◆ **REQUIRED ACTION**:
Where "title" occurs in a line of the entries below, copy that line.

Source data:
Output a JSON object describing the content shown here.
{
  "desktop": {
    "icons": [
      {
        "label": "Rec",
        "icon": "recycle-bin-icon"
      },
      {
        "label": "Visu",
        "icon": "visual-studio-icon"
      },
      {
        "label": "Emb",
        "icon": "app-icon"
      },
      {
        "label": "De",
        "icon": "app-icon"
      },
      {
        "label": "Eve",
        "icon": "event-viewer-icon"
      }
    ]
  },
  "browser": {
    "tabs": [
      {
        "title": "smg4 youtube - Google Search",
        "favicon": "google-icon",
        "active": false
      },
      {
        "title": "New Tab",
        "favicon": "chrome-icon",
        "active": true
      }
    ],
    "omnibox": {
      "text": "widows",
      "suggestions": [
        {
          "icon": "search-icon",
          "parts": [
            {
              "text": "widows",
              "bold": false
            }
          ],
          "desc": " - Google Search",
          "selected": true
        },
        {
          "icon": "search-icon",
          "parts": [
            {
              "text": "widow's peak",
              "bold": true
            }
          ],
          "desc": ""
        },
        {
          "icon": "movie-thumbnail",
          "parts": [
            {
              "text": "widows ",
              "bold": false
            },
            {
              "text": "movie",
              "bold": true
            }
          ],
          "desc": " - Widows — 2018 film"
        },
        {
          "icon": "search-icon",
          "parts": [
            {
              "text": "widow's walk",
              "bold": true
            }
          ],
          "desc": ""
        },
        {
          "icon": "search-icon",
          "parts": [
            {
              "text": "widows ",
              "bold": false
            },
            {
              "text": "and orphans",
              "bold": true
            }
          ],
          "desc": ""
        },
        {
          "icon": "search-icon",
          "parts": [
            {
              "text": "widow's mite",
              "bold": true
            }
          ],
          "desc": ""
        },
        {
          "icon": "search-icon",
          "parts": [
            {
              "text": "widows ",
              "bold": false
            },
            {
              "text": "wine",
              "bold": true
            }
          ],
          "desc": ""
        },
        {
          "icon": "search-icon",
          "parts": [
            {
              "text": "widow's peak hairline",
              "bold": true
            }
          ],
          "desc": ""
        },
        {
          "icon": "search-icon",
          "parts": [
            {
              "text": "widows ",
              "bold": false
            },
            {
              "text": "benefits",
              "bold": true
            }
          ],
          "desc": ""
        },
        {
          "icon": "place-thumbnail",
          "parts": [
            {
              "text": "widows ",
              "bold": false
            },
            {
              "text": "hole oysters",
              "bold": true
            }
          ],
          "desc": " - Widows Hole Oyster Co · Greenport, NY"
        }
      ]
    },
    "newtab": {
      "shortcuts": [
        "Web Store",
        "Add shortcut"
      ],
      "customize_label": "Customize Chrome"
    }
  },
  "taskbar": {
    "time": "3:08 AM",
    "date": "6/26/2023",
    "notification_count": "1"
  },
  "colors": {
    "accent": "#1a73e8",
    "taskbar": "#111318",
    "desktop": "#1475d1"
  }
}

◆ **RESULT OF THIS TASK**:
        "title": "smg4 youtube - Google Search",
        "title": "New Tab",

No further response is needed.